Construction started several years ago on The Park, a luxury tower at Caldwell and Third streets. Its developer, 222 South Caldwell Street Ltd. Partnership, part of Verna & Associates of Charlotte, accepted deposits from about 80 buyers for the units, which were to be sold for up to $700,000 each. The deposits were to be used for construction.
But work on the project stopped in January, with the building about 70 percent complete, and the project went into foreclosure this summer. Court documents say the developer owed more than $28 million on its $30.7 million loan.
Soon after the foreclosure, three contractors filed an involuntary bankruptcy petition, forcing the project into court and temporarily halting foreclosure proceedings.
Bankruptcy court Judge Craig Whitley approved the sale to Summitt Shores on Friday after three days in court, as attorneys wrangled over the language in the contract and other details. The sale papers were filed in court Monday, Cooper, the trustee, said.

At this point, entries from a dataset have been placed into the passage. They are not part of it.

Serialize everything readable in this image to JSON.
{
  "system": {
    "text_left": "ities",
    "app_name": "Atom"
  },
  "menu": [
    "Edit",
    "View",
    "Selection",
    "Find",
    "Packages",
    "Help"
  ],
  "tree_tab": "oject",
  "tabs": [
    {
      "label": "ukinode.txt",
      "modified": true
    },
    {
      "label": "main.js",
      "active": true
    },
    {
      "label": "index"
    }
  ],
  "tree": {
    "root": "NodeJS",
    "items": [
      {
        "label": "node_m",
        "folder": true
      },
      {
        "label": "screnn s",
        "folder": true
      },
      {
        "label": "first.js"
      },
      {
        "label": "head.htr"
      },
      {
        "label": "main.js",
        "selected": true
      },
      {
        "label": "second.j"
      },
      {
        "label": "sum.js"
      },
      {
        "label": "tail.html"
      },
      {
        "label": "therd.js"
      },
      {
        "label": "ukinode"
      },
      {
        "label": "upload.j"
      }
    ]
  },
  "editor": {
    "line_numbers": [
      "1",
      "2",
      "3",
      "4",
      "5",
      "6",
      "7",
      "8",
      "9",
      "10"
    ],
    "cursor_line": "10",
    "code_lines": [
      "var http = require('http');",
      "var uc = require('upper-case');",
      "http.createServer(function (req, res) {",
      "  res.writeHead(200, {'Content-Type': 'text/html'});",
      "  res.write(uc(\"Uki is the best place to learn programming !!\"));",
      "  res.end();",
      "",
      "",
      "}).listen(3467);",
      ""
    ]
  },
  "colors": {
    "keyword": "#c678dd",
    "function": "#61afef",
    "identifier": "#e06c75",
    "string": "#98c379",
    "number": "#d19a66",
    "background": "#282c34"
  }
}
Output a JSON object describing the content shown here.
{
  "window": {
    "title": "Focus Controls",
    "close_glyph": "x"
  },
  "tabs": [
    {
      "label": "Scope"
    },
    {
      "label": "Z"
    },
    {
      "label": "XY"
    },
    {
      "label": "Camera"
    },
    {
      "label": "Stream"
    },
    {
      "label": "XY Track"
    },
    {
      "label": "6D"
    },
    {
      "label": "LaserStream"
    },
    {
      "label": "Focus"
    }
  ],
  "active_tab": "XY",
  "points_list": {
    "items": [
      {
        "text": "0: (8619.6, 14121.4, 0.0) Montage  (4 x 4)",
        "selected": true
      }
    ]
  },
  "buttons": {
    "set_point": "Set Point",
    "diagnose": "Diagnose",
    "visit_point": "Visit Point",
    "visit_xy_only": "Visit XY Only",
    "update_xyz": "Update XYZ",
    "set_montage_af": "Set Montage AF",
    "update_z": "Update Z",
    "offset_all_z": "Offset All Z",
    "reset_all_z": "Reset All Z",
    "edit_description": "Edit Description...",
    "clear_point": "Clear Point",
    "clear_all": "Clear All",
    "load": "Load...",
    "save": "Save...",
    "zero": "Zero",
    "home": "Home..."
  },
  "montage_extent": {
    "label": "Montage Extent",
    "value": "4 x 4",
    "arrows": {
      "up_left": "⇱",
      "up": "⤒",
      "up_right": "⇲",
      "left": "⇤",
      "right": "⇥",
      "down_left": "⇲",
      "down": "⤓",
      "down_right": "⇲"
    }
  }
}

If Summitt Shores, which has deposited $1 million for the tower already, closes on the property, its title will be free of all claims. Attorneys for the company did not immediately return phone calls and e-mail messages Monday, and in recent weeks, company officials have declined to comment on their plans for the tower.
Still at issue is how the money from the sale will be distributed. Attorney Deborah Fletcher of Kilpatrick Stockton, who is representing the condo owners, has asked the court to rule on whether owners are entitled to their money back, saying those who made deposits before BB Syndication made the construction loan in February 2006 deserve a refund.
Cooper says he thinks that's unlikely. Still, condo owners will get their day in court, he said.
If the deal falls through and Summitt Shores cannot close, the condo tower will go back into foreclosure – which could yield a smaller return for the lender and likely no money for other creditors, Cooper said.